The full decision in the EU State aid investigation into the UK CFC rules for non-trading finance profits (“NTFP”) has now been published. 

In summary, whilst the Commission accepted that NTFP might raise a higher risk of artificial diversion of profit, it did not accept that this permitted the UK to differentiate loans made to non-UK affiliates from loans made to UK affiliates and to third parties. The Commission could not see how any Cadbury Schweppes argument could justify the special treatment for loans to non-UK affiliates and it also did not see that there could be an other infringement of the fundamental freedoms or any legitimate expectation arguments.

The important point was that the CFC regime brought NTFP within the CFC charge if either a significant people function (“SPF”) test or a UK connected capital test was satisfied. Crucially, however, the SPF test for NTFP was lighter than that for other profits. The Commission accepted that the 25% exemption within the NTFP regime might be an appropriate mechanical short-cut for the purposes of the UK connected capital test, but this did not justify the lighter SPF test for NTPF.

The Commission therefore concluded that the CFC regime for NTFP constituted State aid to the extent that the SPF relevant to the NTFP was located in the UK. It is for this reason that the changes made by the UK to the CFC rules with effect from 1 January 2019, so that the full SPF test applies to NTFP, means that the regime is now compliant with the State aid rules.
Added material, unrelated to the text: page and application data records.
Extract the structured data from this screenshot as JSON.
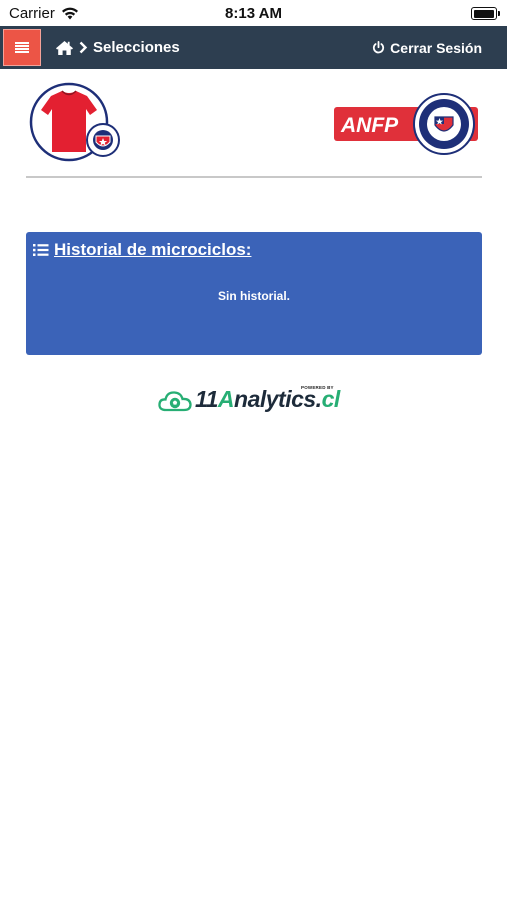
{
  "status_bar": {
    "carrier": "Carrier",
    "time": "8:13 AM"
  },
  "navbar": {
    "breadcrumb": {
      "current": "Selecciones"
    },
    "logout_label": "Cerrar Sesión"
  },
  "header": {
    "anfp_text": "ANFP"
  },
  "historial": {
    "title": "Historial de microciclos:",
    "empty_message": "Sin historial."
  },
  "footer": {
    "powered_by": "POWERED BY",
    "brand_prefix": "11",
    "brand_highlight": "A",
    "brand_middle": "nalytics.",
    "brand_suffix": "cl"
  },
  "colors": {
    "navbar_bg": "#2d3e50",
    "menu_button_bg": "#ec5546",
    "panel_bg": "#3b63b8",
    "anfp_red": "#e0303a",
    "brand_green": "#27ae74"
  }
}
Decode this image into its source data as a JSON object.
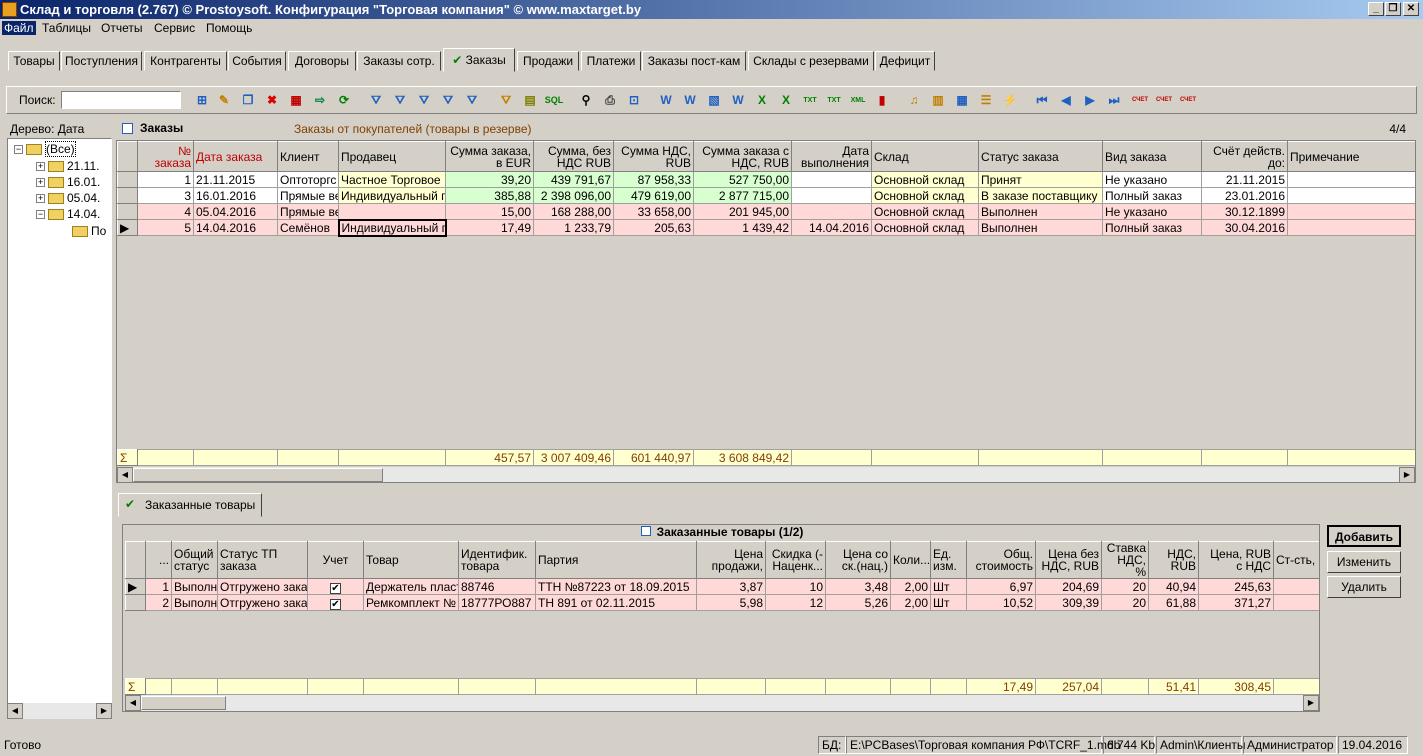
{
  "window": {
    "title": "Склад и торговля (2.767) © Prostoysoft. Конфигурация \"Торговая компания\" © www.maxtarget.by"
  },
  "menu": [
    "Файл",
    "Таблицы",
    "Отчеты",
    "Сервис",
    "Помощь"
  ],
  "tabs": [
    "Товары",
    "Поступления",
    "Контрагенты",
    "События",
    "Договоры",
    "Заказы сотр.",
    "Заказы",
    "Продажи",
    "Платежи",
    "Заказы пост-кам",
    "Склады с резервами",
    "Дефицит"
  ],
  "toolbar": {
    "search_label": "Поиск:",
    "search_value": ""
  },
  "tree": {
    "title": "Дерево: Дата",
    "nodes": [
      "(Все)",
      "21.11.",
      "16.01.",
      "05.04.",
      "14.04.",
      "По"
    ]
  },
  "orders": {
    "title": "Заказы",
    "subtitle": "Заказы от покупателей (товары в резерве)",
    "count": "4/4",
    "columns": [
      "№ заказа",
      "Дата заказа",
      "Клиент",
      "Продавец",
      "Сумма заказа, в EUR",
      "Сумма, без НДС RUB",
      "Сумма НДС, RUB",
      "Сумма заказа с НДС, RUB",
      "Дата выполнения",
      "Склад",
      "Статус заказа",
      "Вид заказа",
      "Счёт действ. до:",
      "Примечание"
    ],
    "rows": [
      [
        "1",
        "21.11.2015",
        "Оптоторгс",
        "Частное Торговое",
        "39,20",
        "439 791,67",
        "87 958,33",
        "527 750,00",
        "",
        "Основной склад",
        "Принят",
        "Не указано",
        "21.11.2015",
        ""
      ],
      [
        "3",
        "16.01.2016",
        "Прямые ве",
        "Индивидуальный пр",
        "385,88",
        "2 398 096,00",
        "479 619,00",
        "2 877 715,00",
        "",
        "Основной склад",
        "В заказе поставщику",
        "Полный заказ",
        "23.01.2016",
        ""
      ],
      [
        "4",
        "05.04.2016",
        "Прямые ве",
        "",
        "15,00",
        "168 288,00",
        "33 658,00",
        "201 945,00",
        "",
        "Основной склад",
        "Выполнен",
        "Не указано",
        "30.12.1899",
        ""
      ],
      [
        "5",
        "14.04.2016",
        "Семёнов",
        "Индивидуальный пр",
        "17,49",
        "1 233,79",
        "205,63",
        "1 439,42",
        "14.04.2016",
        "Основной склад",
        "Выполнен",
        "Полный заказ",
        "30.04.2016",
        ""
      ]
    ],
    "sum_symbol": "Σ",
    "totals": [
      "",
      "",
      "",
      "",
      "457,57",
      "3 007 409,46",
      "601 440,97",
      "3 608 849,42",
      "",
      "",
      "",
      "",
      "",
      ""
    ]
  },
  "detail": {
    "tab": "Заказанные товары",
    "title": "Заказанные товары (1/2)",
    "columns": [
      "...",
      "Общий статус",
      "Статус ТП заказа",
      "Учет",
      "Товар",
      "Идентифик. товара",
      "Партия",
      "Цена продажи,",
      "Скидка (-Наценк...",
      "Цена со ск.(нац.)",
      "Коли...",
      "Ед. изм.",
      "Общ. стоимость",
      "Цена без НДС, RUB",
      "Ставка НДС, %",
      "НДС, RUB",
      "Цена, RUB с НДС",
      "Ст-сть,"
    ],
    "rows": [
      [
        "1",
        "Выполн",
        "Отгружено зака",
        "✔",
        "Держатель пласт",
        "88746",
        "ТТН №87223 от 18.09.2015",
        "3,87",
        "10",
        "3,48",
        "2,00",
        "Шт",
        "6,97",
        "204,69",
        "20",
        "40,94",
        "245,63",
        ""
      ],
      [
        "2",
        "Выполн",
        "Отгружено зака",
        "✔",
        "Ремкомплект №",
        "18777РО887",
        "ТН 891 от 02.11.2015",
        "5,98",
        "12",
        "5,26",
        "2,00",
        "Шт",
        "10,52",
        "309,39",
        "20",
        "61,88",
        "371,27",
        ""
      ]
    ],
    "sum_symbol": "Σ",
    "totals": [
      "",
      "",
      "",
      "",
      "",
      "",
      "",
      "",
      "",
      "",
      "",
      "",
      "17,49",
      "257,04",
      "",
      "51,41",
      "308,45",
      ""
    ]
  },
  "buttons": {
    "add": "Добавить",
    "edit": "Изменить",
    "delete": "Удалить"
  },
  "status": {
    "ready": "Готово",
    "db_label": "БД:",
    "db_path": "E:\\PCBases\\Торговая компания РФ\\TCRF_1.mdb",
    "size": "6 744 Kb",
    "section": "Admin\\Клиенты",
    "user": "Администратор",
    "date": "19.04.2016"
  }
}
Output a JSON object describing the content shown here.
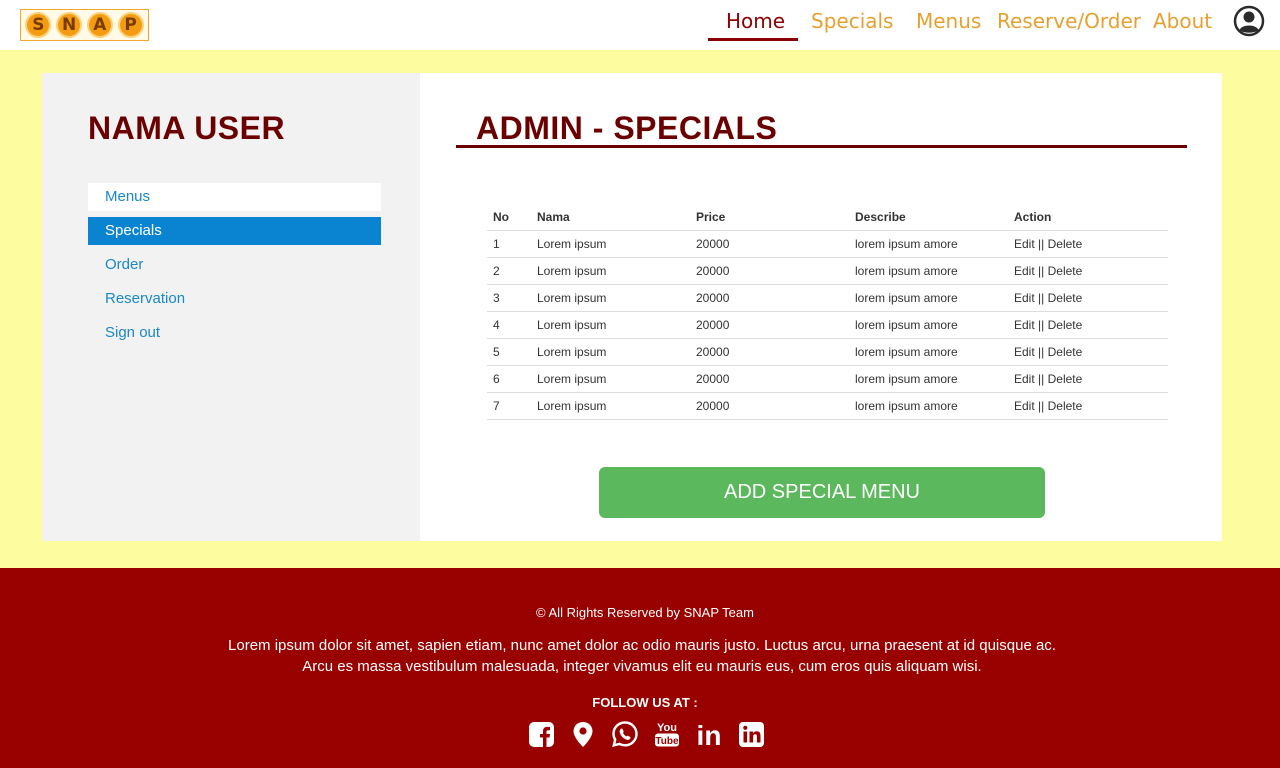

Whilst it is not yet clear whether the UK will appeal the decision, in the meantime affected groups should begin gathering evidence to support their SPF position.